Determine the volume of stock solution needed by using: Concentration of stock solution (M1) Desired concentration of diluted solution (M2) Desired volume of diluted solution (V2) Calculation: M1V1 = M2V2 Remember the tolerances of your glassware!

Solution Preparation from Liquids
Make the solution: Obtain the appropriate volume of stock solution using a graduated cylinder. (Always add a few mL extra.) Place a small volume of distilled water in a volumetric flask. Use the appropriate pipet to transfer the correct volume of stock solution from the graduated cylinder to the volumetric flask. Add some more distilled water to the flask, stopper, and invert several times. Add distilled water to the calibration line (fill to volume) using a medicine dropper, stopper, and invert several times.

Electrolytes Strong Electrolytes
100% dissociation and high conductivity NaCl(s)  Na+(aq) + Cl-(aq) Weak Electrolytes partial dissociation and partial conductivity CH3COOH(aq)  CH3COO-(aq) + H+(aq) Non Electrolytes no dissociation and no conductivity C12H22O11(s)  C12H22O11(aq)

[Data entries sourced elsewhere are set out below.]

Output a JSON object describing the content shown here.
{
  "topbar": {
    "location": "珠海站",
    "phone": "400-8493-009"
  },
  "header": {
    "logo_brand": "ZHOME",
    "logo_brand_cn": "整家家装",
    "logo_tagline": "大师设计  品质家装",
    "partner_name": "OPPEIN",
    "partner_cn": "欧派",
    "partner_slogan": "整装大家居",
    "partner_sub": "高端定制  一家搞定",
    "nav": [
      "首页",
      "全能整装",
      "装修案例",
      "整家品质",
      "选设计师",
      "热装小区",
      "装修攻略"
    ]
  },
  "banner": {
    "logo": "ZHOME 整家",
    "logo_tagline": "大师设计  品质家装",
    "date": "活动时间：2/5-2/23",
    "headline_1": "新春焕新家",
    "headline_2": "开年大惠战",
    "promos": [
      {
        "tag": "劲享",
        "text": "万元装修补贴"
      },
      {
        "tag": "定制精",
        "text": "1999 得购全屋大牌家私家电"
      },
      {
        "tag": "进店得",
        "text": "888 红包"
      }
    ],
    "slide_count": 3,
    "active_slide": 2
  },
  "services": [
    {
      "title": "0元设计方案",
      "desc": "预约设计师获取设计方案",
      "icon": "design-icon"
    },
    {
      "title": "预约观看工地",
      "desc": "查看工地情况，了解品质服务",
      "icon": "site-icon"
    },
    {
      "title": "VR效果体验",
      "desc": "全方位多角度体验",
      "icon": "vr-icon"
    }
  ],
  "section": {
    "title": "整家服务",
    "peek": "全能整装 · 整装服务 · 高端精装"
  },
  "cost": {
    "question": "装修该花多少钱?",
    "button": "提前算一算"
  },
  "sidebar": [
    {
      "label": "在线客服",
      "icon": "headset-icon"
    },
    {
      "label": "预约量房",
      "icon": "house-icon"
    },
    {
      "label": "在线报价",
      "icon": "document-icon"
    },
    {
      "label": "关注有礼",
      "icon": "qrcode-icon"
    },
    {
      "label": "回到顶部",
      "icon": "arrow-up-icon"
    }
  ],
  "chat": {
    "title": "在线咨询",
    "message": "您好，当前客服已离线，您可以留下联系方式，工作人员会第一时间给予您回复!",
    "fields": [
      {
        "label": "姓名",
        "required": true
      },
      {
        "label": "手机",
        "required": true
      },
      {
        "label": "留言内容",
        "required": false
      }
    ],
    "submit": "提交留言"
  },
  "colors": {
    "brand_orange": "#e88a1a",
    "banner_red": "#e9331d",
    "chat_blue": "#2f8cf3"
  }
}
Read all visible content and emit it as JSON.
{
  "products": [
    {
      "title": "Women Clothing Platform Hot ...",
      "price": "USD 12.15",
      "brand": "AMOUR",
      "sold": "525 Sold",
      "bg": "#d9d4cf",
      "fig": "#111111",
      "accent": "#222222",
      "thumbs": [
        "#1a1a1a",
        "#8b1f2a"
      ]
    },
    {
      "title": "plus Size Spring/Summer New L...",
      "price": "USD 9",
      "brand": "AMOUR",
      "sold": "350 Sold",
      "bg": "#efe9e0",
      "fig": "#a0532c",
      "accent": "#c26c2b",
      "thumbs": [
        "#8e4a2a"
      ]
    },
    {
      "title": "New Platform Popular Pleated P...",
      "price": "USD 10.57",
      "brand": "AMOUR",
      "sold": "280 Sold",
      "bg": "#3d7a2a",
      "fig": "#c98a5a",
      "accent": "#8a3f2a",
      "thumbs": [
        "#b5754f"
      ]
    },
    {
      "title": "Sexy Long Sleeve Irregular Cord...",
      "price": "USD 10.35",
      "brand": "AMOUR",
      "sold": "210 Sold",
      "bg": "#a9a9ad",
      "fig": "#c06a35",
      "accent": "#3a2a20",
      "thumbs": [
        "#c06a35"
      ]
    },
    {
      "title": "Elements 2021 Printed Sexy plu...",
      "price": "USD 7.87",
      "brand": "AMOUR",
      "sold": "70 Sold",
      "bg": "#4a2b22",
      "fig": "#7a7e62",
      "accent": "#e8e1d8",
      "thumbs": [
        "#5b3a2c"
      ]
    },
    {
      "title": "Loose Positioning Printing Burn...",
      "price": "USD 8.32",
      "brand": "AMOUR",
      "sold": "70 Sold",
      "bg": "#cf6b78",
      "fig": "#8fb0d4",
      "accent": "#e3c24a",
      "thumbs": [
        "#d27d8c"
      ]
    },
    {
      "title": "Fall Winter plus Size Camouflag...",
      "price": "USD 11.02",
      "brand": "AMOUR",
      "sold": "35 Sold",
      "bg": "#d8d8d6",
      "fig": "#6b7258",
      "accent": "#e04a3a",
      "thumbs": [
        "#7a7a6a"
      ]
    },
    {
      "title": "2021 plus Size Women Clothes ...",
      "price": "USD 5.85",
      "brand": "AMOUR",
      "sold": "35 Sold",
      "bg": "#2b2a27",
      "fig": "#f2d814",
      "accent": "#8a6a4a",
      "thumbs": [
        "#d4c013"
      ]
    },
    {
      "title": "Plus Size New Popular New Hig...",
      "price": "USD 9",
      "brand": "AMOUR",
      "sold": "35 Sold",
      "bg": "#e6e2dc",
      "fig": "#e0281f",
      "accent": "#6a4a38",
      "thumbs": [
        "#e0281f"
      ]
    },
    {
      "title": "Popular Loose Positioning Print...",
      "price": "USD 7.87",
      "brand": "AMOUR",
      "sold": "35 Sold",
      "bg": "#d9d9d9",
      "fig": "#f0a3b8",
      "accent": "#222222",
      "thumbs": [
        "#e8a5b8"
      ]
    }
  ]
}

Conductivity The ability of an aqueous solution to conduct electricity is dependent on the presence of ions in solution. Conductivity or K has units of S/cm, mS/cm, or S/cm. We measure conductivity so we can make a comparison regarding relative numbers of ions present in solution.

Conductivity The extent to which a solution conducts electricity is dependent on the proportional amount of ions present in solution. Which of the following will have a higher conductivity? NaCl vs. CaCl2 Why? NaCl vs. C6H5COOH Why?

Procedure Conductivity Standard Conductivity, S/cm Distilled Water
Soak your conductivity probe in distilled water for 30 minutes before starting your experiment. Why? Calibration Conductivity Standard Conductivity, S/cm Distilled Water 0.0 M KCl 578.0 M KCl 1202.6 M KCl 2949.6 M KCl 5560.0 M KCl 8426.9

Procedure Any glassware that will be containing non-electrolytes or weak electrolytes need to be rinsed thoroughly with distilled water prior to use!!! Make up your three known solutions. Measure the conductivity of your known solutions, distilled water, tap water, and three unknowns. The unknowns are already at the required concentration. No dilution is necessary!

Safety Concerns Reagents: Eye Contact: Skin Contact: Inhalation:
Acetic Acid (3%) KCl NaCl Sucrose Eye Contact: Irritation, redness, pain, and possible damage Skin Contact: Irritation. May cause sensitization and / or allergic reaction. Absorption may cause symptoms similar to ingestion Inhalation: Irritation and coughing Ingestion: Gastrointestinal irritation, nausea, vomiting, diarrhea, prostration, dehydration and congestion of internal organs, and violent inflammatory reactions in the gastrointestinal tract

Waste All neutral solutions can go down the drain with plenty of water when you are finished. Solutions with a pH above 8 or below 6 need to go in the acid / base waste container in the fume hood.

Next Week - Skill Evaluations
Read through pages 281 – 300. Remember to bring your goggles and lab manual.